Shots fired at American embassy in Ankara
ANKARA - Gunshots were fired early Monday at the US embassy in Ankara but caused no casualties, Turkish and American officials said.
The early morning attack coincided with a deepening row between the two countries over the trial of a US pastor in Turkey.
An unidentified assailant or assailants fired six bullets at an embassy security gate from a passing white vehicle around 0530 a.m. local time (0230 GMT), three bullets hitting an iron door and a window, the Ankara governor's office said in a statement.
The embassy is closed this week for a public holiday to mark the Islamic Eid al-Adha festival.
A bullet mark was clearly visible on a security booth at the embassy, a journalist at the scene reported.

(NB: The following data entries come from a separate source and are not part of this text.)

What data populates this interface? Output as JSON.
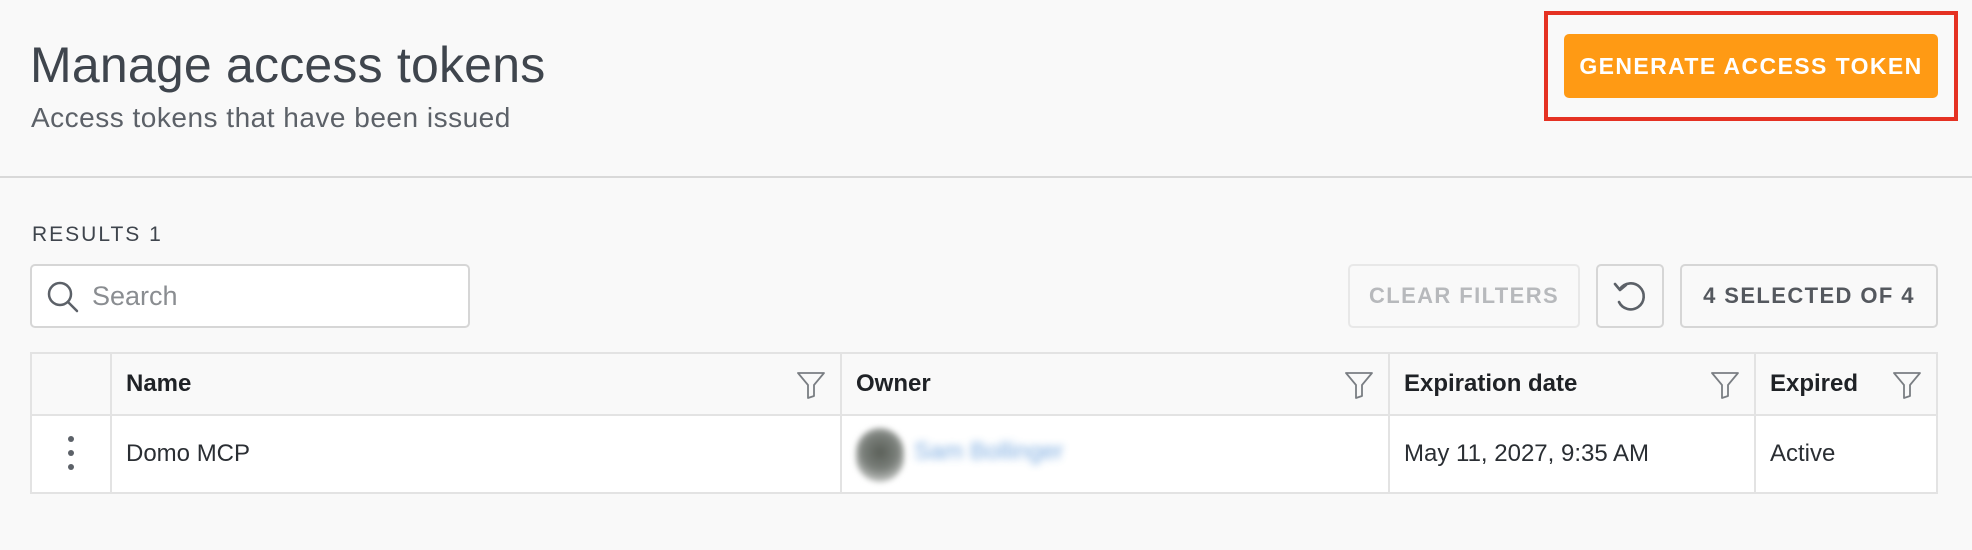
{
  "header": {
    "title": "Manage access tokens",
    "subtitle": "Access tokens that have been issued",
    "generate_button_label": "GENERATE ACCESS TOKEN",
    "highlight_color": "#e53223",
    "accent_color": "#ff9a14"
  },
  "toolbar": {
    "results_label": "RESULTS 1",
    "search_placeholder": "Search",
    "search_value": "",
    "clear_filters_label": "CLEAR FILTERS",
    "refresh_icon": "refresh-icon",
    "column_selector_label": "4 SELECTED OF 4"
  },
  "table": {
    "columns": [
      {
        "label": "Name",
        "icon": "filter-icon"
      },
      {
        "label": "Owner",
        "icon": "filter-icon"
      },
      {
        "label": "Expiration date",
        "icon": "filter-icon"
      },
      {
        "label": "Expired",
        "icon": "filter-icon"
      }
    ],
    "rows": [
      {
        "actions_icon": "kebab-menu-icon",
        "name": "Domo MCP",
        "owner": "Sam Bollinger",
        "expiration_date": "May 11, 2027, 9:35 AM",
        "expired": "Active"
      }
    ]
  }
}
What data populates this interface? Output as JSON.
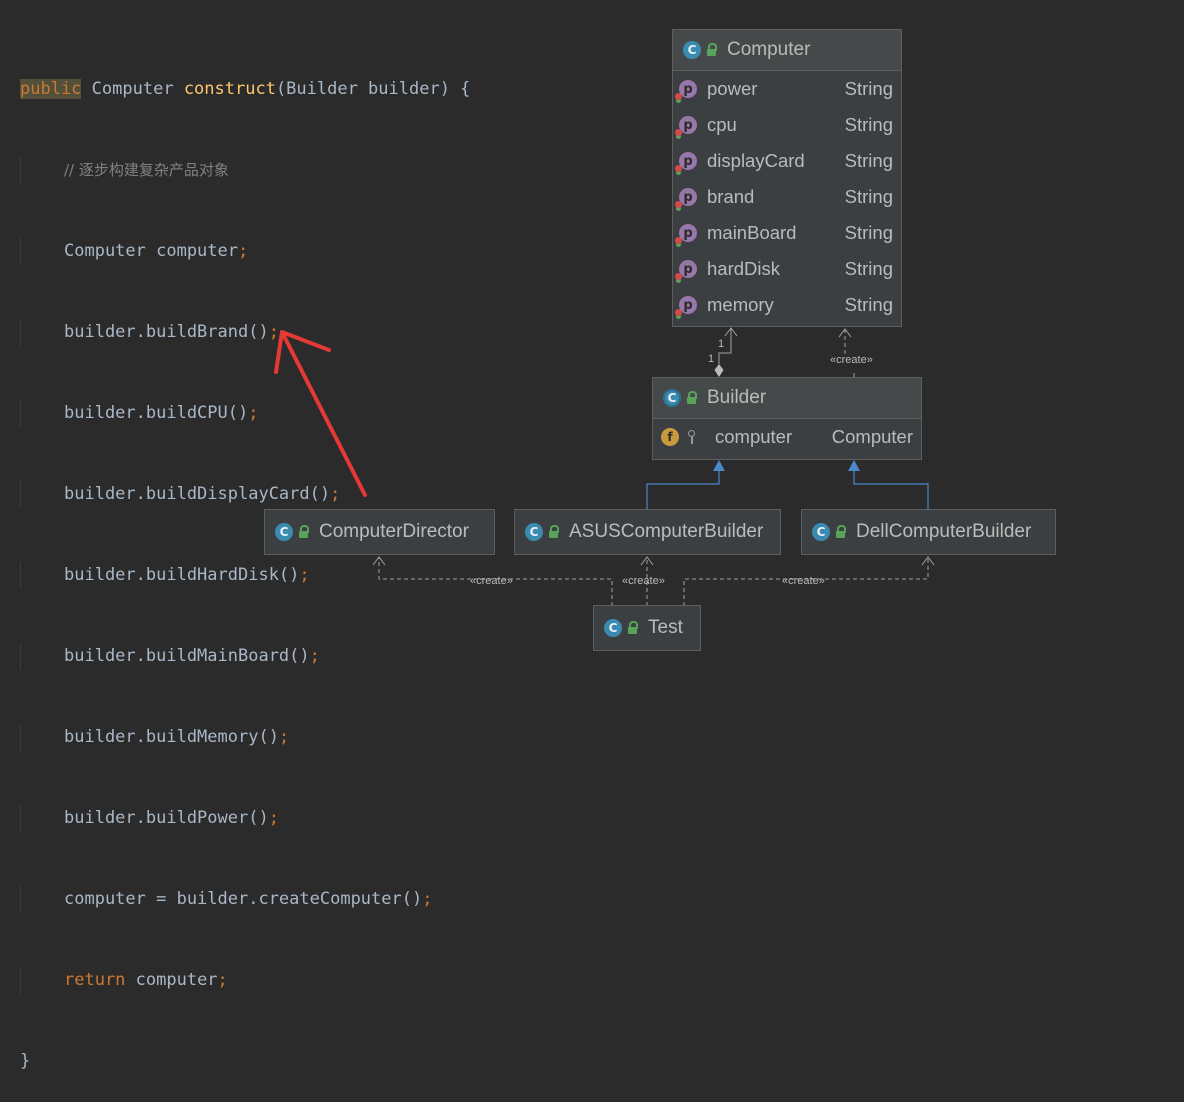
{
  "code": {
    "line1": {
      "kw": "public",
      "type": "Computer",
      "method": "construct",
      "params": "(Builder builder) {"
    },
    "comment": "// 逐步构建复杂产品对象",
    "decl": {
      "text": "Computer computer",
      "semi": ";"
    },
    "calls": [
      {
        "text": "builder.buildBrand()",
        "semi": ";"
      },
      {
        "text": "builder.buildCPU()",
        "semi": ";"
      },
      {
        "text": "builder.buildDisplayCard()",
        "semi": ";"
      },
      {
        "text": "builder.buildHardDisk()",
        "semi": ";"
      },
      {
        "text": "builder.buildMainBoard()",
        "semi": ";"
      },
      {
        "text": "builder.buildMemory()",
        "semi": ";"
      },
      {
        "text": "builder.buildPower()",
        "semi": ";"
      },
      {
        "text": "computer = builder.createComputer()",
        "semi": ";"
      }
    ],
    "ret": {
      "kw": "return",
      "text": " computer",
      "semi": ";"
    },
    "close": "}"
  },
  "uml": {
    "computer": {
      "name": "Computer",
      "fields": [
        {
          "name": "power",
          "type": "String"
        },
        {
          "name": "cpu",
          "type": "String"
        },
        {
          "name": "displayCard",
          "type": "String"
        },
        {
          "name": "brand",
          "type": "String"
        },
        {
          "name": "mainBoard",
          "type": "String"
        },
        {
          "name": "hardDisk",
          "type": "String"
        },
        {
          "name": "memory",
          "type": "String"
        }
      ]
    },
    "builder": {
      "name": "Builder",
      "field": {
        "name": "computer",
        "type": "Computer"
      }
    },
    "director": {
      "name": "ComputerDirector"
    },
    "asus": {
      "name": "ASUSComputerBuilder"
    },
    "dell": {
      "name": "DellComputerBuilder"
    },
    "test": {
      "name": "Test"
    },
    "labels": {
      "create": "«create»",
      "mult_top": "1",
      "mult_bottom": "1"
    },
    "icons": {
      "class": "C",
      "property": "p",
      "field": "f"
    }
  },
  "colors": {
    "arrow": "#e53935",
    "inherit": "#4a88c7",
    "dep": "#a0a0a0"
  }
}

Omer Celik, spokesman for the ruling Justice and Development Party (AKP), called the incident an "open provocation," without elaborating further.
"This is a clear attempt to create chaos," spokesman Ibarahim Kalin said on Twitter.

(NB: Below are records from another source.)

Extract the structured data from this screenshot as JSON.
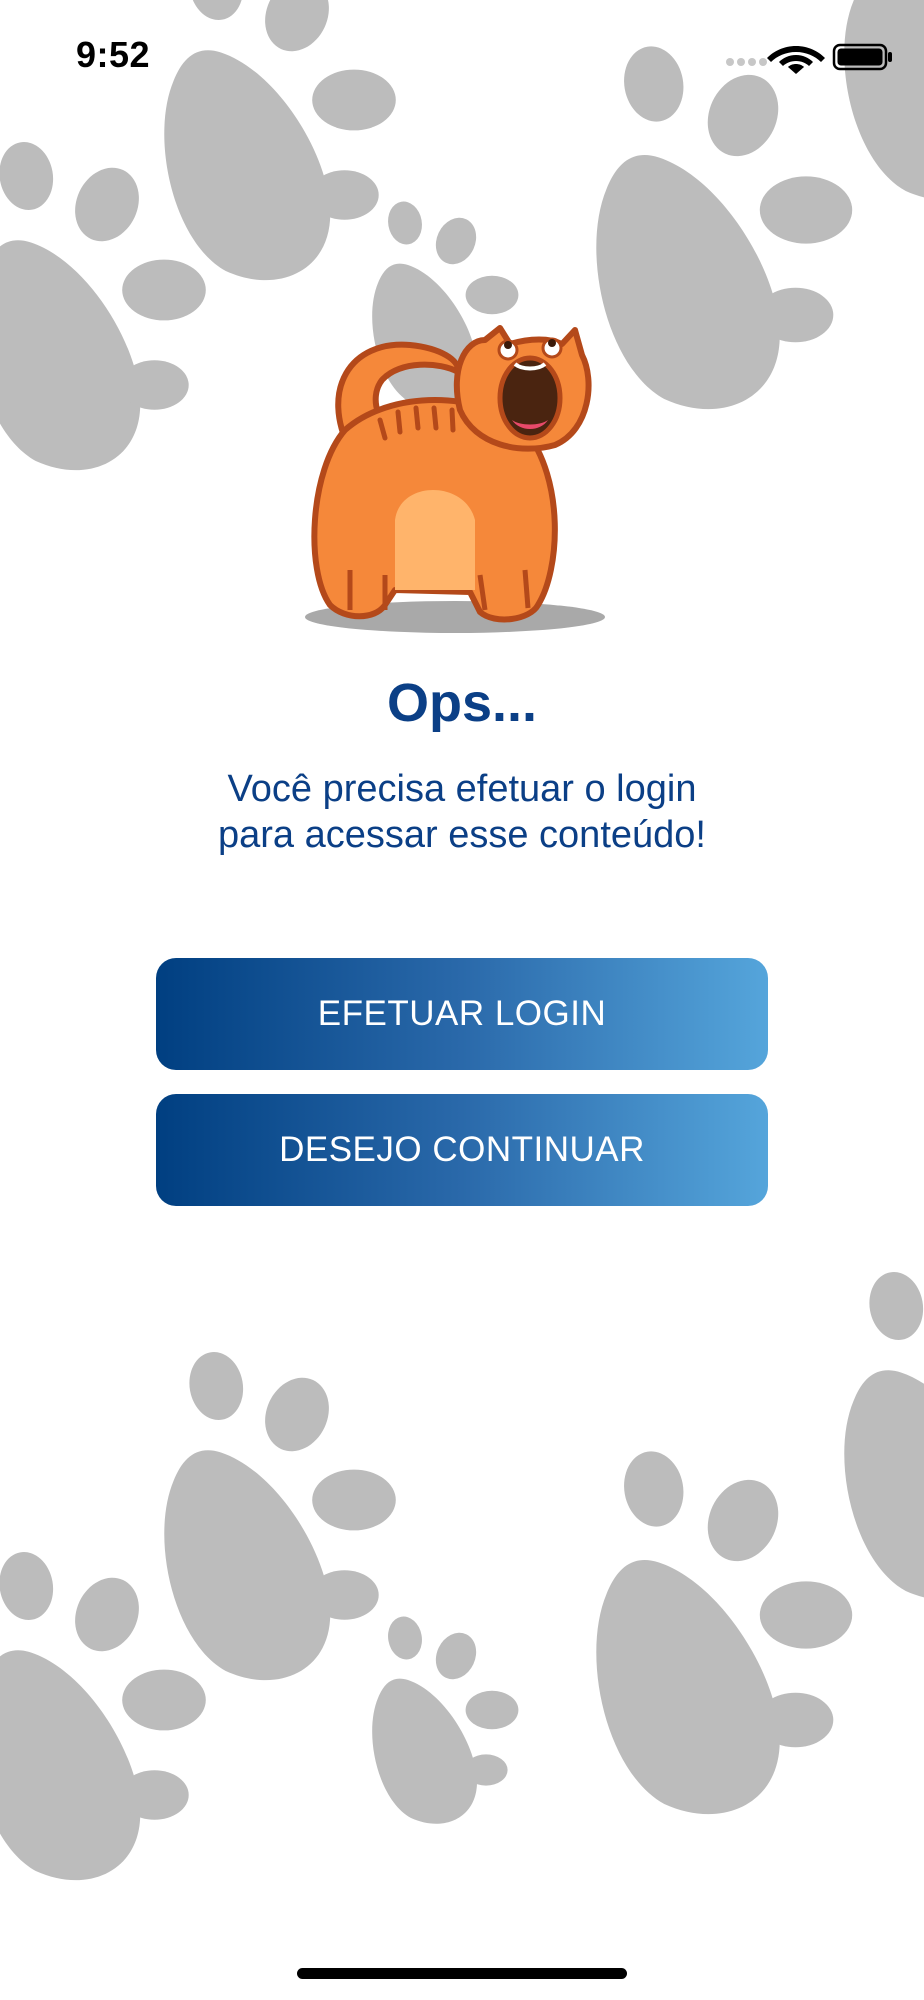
{
  "status_bar": {
    "time": "9:52",
    "icons": [
      "signal-icon",
      "wifi-icon",
      "battery-icon"
    ]
  },
  "illustration": {
    "name": "yelling-orange-cat",
    "colors": {
      "fur": "#f5883a",
      "belly": "#ffb46b",
      "outline": "#b4491a",
      "mouth": "#4a2410"
    }
  },
  "background": {
    "pattern": "paw-prints",
    "paw_color": "#bcbcbc"
  },
  "content": {
    "title": "Ops...",
    "message_line1": "Você precisa efetuar o login",
    "message_line2": "para acessar esse conteúdo!"
  },
  "buttons": {
    "login_label": "EFETUAR LOGIN",
    "continue_label": "DESEJO CONTINUAR"
  },
  "colors": {
    "primary_text": "#0b3f86",
    "button_gradient_start": "#003f81",
    "button_gradient_end": "#55a5db"
  }
}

“Turkey is a safe country and all foreign missions are under the guarantee of the laws.”
The incident come as Ankara and Washington are locked in a bitter dispute over Turkey's detention of an American pastor on terror-related charges.
US President Donald Trump has doubled the tariffs on aluminium and steel tariffs from Turkey, prompting Ankara to sharply hike tariffs on several US products.
On Friday, Turkey threatened to respond in kind if Washington imposed further sanctions, while a court rejected last week another appeal to free pastor Andrew Brunson.
The diplomatic stand-off has sent the Turkish currency into free fall against dollar, with President Recep Tayyip Erdogan vowing to emerge victorious out of the crisis.
In a written statement ahead of the Muslim feast of Eid al-Adha, Erdogan remained defiant.
"The attack aimed at our economy has no difference from an attack aimed at our call to prayer or flag," he said.
The president said those who believe they will bring Turkey to its knees through the foreign currency exchange rate "will soon see they are mistaken.